TASK BRIEF: Every line below is to be quoted exactly, with nothing added or dropped.

RECORDS SHOWN:
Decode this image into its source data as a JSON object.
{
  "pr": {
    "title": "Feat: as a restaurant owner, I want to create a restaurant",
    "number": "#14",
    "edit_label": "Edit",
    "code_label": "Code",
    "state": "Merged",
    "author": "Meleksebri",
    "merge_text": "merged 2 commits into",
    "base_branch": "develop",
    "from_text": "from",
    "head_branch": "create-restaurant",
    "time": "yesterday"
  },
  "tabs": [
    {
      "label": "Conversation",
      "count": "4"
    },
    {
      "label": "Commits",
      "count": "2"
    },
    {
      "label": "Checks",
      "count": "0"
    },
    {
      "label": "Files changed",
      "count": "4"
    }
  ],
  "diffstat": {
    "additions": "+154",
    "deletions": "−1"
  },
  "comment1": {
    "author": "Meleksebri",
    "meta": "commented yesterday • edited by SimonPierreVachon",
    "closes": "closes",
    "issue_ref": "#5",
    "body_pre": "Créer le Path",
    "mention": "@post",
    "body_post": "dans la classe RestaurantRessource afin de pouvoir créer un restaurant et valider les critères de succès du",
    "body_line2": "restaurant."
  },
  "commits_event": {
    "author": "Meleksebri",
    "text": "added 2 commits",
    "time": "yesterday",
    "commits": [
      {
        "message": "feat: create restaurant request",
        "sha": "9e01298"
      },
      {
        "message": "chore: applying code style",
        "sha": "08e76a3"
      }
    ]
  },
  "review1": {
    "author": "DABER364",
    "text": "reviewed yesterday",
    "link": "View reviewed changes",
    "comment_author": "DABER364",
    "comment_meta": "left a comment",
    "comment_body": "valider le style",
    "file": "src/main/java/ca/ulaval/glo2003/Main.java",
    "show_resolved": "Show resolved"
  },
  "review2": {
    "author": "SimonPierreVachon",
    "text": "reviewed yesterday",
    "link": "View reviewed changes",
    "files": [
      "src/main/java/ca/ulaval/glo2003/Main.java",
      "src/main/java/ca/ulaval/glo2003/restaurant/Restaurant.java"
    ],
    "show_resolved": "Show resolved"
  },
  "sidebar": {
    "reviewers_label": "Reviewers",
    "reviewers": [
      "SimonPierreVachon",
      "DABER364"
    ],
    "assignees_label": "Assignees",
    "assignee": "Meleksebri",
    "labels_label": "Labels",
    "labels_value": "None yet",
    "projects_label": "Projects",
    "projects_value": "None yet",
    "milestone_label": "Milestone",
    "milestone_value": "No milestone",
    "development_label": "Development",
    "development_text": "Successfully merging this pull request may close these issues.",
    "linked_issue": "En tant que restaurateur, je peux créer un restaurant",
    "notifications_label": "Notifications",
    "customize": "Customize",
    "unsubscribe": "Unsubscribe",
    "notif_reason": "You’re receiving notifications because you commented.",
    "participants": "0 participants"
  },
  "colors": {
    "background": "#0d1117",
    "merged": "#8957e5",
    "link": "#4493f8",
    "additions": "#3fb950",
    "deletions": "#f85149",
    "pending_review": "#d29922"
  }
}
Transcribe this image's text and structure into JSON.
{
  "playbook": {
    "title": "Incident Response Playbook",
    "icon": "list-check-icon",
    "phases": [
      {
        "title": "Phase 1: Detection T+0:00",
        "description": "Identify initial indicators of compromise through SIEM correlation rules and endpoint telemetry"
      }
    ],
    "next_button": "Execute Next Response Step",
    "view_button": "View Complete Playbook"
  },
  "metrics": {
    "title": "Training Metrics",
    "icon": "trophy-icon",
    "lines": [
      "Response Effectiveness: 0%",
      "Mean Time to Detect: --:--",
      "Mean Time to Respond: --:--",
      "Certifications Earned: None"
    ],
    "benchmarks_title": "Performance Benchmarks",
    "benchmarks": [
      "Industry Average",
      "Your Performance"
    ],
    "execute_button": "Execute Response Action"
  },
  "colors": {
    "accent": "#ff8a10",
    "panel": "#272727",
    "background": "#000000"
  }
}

REPLY TO THE TASK:
Decode this image into its source data as a JSON object.
{
  "pr": {
    "title": "Feat: as a restaurant owner, I want to create a restaurant",
    "number": "#14",
    "edit_label": "Edit",
    "code_label": "Code",
    "state": "Merged",
    "author": "Meleksebri",
    "merge_text": "merged 2 commits into",
    "base_branch": "develop",
    "from_text": "from",
    "head_branch": "create-restaurant",
    "time": "yesterday"
  },
  "tabs": [
    {
      "label": "Conversation",
      "count": "4"
    },
    {
      "label": "Commits",
      "count": "2"
    },
    {
      "label": "Checks",
      "count": "0"
    },
    {
      "label": "Files changed",
      "count": "4"
    }
  ],
  "diffstat": {
    "additions": "+154",
    "deletions": "−1"
  },
  "comment1": {
    "author": "Meleksebri",
    "meta": "commented yesterday • edited by SimonPierreVachon",
    "closes": "closes",
    "issue_ref": "#5",
    "body_pre": "Créer le Path",
    "mention": "@post",
    "body_post": "dans la classe RestaurantRessource afin de pouvoir créer un restaurant et valider les critères de succès du",
    "body_line2": "restaurant."
  },
  "commits_event": {
    "author": "Meleksebri",
    "text": "added 2 commits",
    "time": "yesterday",
    "commits": [
      {
        "message": "feat: create restaurant request",
        "sha": "9e01298"
      },
      {
        "message": "chore: applying code style",
        "sha": "08e76a3"
      }
    ]
  },
  "review1": {
    "author": "DABER364",
    "text": "reviewed yesterday",
    "link": "View reviewed changes",
    "comment_author": "DABER364",
    "comment_meta": "left a comment",
    "comment_body": "valider le style",
    "file": "src/main/java/ca/ulaval/glo2003/Main.java",
    "show_resolved": "Show resolved"
  },
  "review2": {
    "author": "SimonPierreVachon",
    "text": "reviewed yesterday",
    "link": "View reviewed changes",
    "files": [
      "src/main/java/ca/ulaval/glo2003/Main.java",
      "src/main/java/ca/ulaval/glo2003/restaurant/Restaurant.java"
    ],
    "show_resolved": "Show resolved"
  },
  "sidebar": {
    "reviewers_label": "Reviewers",
    "reviewers": [
      "SimonPierreVachon",
      "DABER364"
    ],
    "assignees_label": "Assignees",
    "assignee": "Meleksebri",
    "labels_label": "Labels",
    "labels_value": "None yet",
    "projects_label": "Projects",
    "projects_value": "None yet",
    "milestone_label": "Milestone",
    "milestone_value": "No milestone",
    "development_label": "Development",
    "development_text": "Successfully merging this pull request may close these issues.",
    "linked_issue": "En tant que restaurateur, je peux créer un restaurant",
    "notifications_label": "Notifications",
    "customize": "Customize",
    "unsubscribe": "Unsubscribe",
    "notif_reason": "You’re receiving notifications because you commented.",
    "participants": "0 participants"
  },
  "colors": {
    "background": "#0d1117",
    "merged": "#8957e5",
    "link": "#4493f8",
    "additions": "#3fb950",
    "deletions": "#f85149",
    "pending_review": "#d29922"
  }
}
Transcribe this image's text and structure into JSON.
{
  "playbook": {
    "title": "Incident Response Playbook",
    "icon": "list-check-icon",
    "phases": [
      {
        "title": "Phase 1: Detection T+0:00",
        "description": "Identify initial indicators of compromise through SIEM correlation rules and endpoint telemetry"
      }
    ],
    "next_button": "Execute Next Response Step",
    "view_button": "View Complete Playbook"
  },
  "metrics": {
    "title": "Training Metrics",
    "icon": "trophy-icon",
    "lines": [
      "Response Effectiveness: 0%",
      "Mean Time to Detect: --:--",
      "Mean Time to Respond: --:--",
      "Certifications Earned: None"
    ],
    "benchmarks_title": "Performance Benchmarks",
    "benchmarks": [
      "Industry Average",
      "Your Performance"
    ],
    "execute_button": "Execute Response Action"
  },
  "colors": {
    "accent": "#ff8a10",
    "panel": "#272727",
    "background": "#000000"
  }
}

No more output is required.